(Click on the photos for bigger version and even more photos!)


So, what's a better way of experience the end of life by actually traveling on a road called the Death Road on a bike? Why on a bike you ask? I would much rather prefer feeling the wind in my manly, full bearded face while roaring like a wild beast than entrapped in some metal can as I fall to my death. And why do they call this the Death Road? Because people died while traveling on it.... yeah....


With certain areas that are only 3m in width (10ft for us American folks), it makes you wonder how they actually get large transportation trucks across the road. Actually, they have a set a clear right of way where the vehicles going down hill goes first when it comes to a stand off... or was it vehicles going uphill? Meh, probably wasn't that important anyways.


I have to admit, the view of the descent from the snow capped mountains tops of 4700m (15,400 ft) to the humid and misty rainforest at 1100m (3,000ft) is quite magnificent. Make sure though that you wear layered clothing and bring a pack with you so you don't end up freezing at the top and drenched at the bottom. Things takes forever to dry in the rainforest (literally, it never dries).


After not dying from falling off a mountain, I decided to try my luck braving through the world's largest salt flat desert... in a 4x4, with a local driver, 5 days of food, water, and fuel. Looking back, I do not know how I could have survived such conditions. The only thing I was missing was a camera crew. Although, if you do get lost there, no one can hear you scream, or see you for that matter, due to the blinding white salt. Your rescue mirror will do you little good there...


On my grueling trek through the desert, I have found previous fellow travellers that tried to do the same. These poor souls has attempted to wander through the desert only to find they had nowhere to go but to live the rest of their short lives there. When the last breath escaped them, they were buried within stone mounts, in honor of their bravery. Of course, this happened a few hundred years ago, before the advent of internal combustion engines.


At the end of the third day of surviving through barren terrains, poisonous waters, less than friendly wildlife, I could tolerate no longer. I succumed to one of the harshest environment known to mankind, no hot showers. You can imagine my elatedness (try saying that word fast 5x) when I saw a shower poster. However, I was also confused by it. "Showers you publish"? How do we publish our showers? Why are there different lights on the showers? But by then, I was suffering so much from lack of hot showers, I didn't care. I stripped down and went in. The last thing I remembered was strobing colored lights in a dark room with hot mist spraying on my face....

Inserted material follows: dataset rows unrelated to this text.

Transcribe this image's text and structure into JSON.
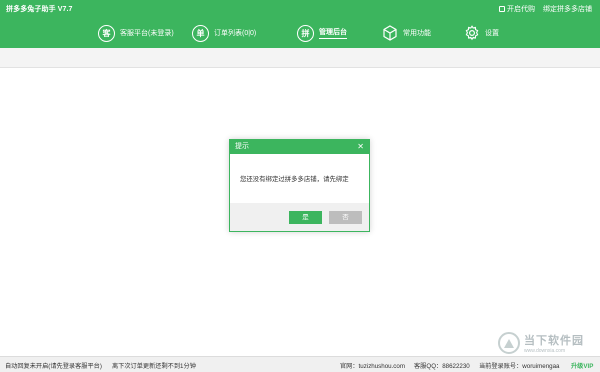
{
  "app": {
    "title": "拼多多兔子助手 V7.7"
  },
  "top_links": [
    {
      "label": "开启代购"
    },
    {
      "label": "绑定拼多多店铺"
    }
  ],
  "nav": [
    {
      "icon_char": "客",
      "label": "客服平台(未登录)",
      "icon": "service-icon"
    },
    {
      "icon_char": "单",
      "label": "订单列表(0|0)",
      "icon": "order-icon"
    },
    {
      "icon_char": "拼",
      "label": "管理后台",
      "icon": "admin-icon",
      "active": true
    },
    {
      "icon_char": "",
      "label": "常用功能",
      "icon": "cube-icon"
    },
    {
      "icon_char": "",
      "label": "设置",
      "icon": "gear-icon"
    }
  ],
  "dialog": {
    "title": "提示",
    "close": "✕",
    "message": "您还没有绑定过拼多多店铺，请先绑定",
    "yes_label": "是",
    "no_label": "否"
  },
  "status": {
    "left1": "自动回复未开启(请先登录客服平台)",
    "left2": "离下次订单更新还剩不到1分钟",
    "site": "官网：tuzizhushou.com",
    "qq": "客服QQ：88622230",
    "account": "当前登录账号：woruimengaa",
    "vip": "升级VIP"
  },
  "watermark": {
    "cn": "当下软件园",
    "en": "www.downxia.com"
  },
  "colors": {
    "brand": "#3cb55e",
    "disabled": "#bdbdbd"
  }
}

Posted by btang 02/04/2014 16:14 Archived in Bolivia Tagged death bike bolivia salt la_paz south_america uyuni salt_flat Comments (0)

(Entries 1 - 3 of 10) Page [1] 2 3 4 »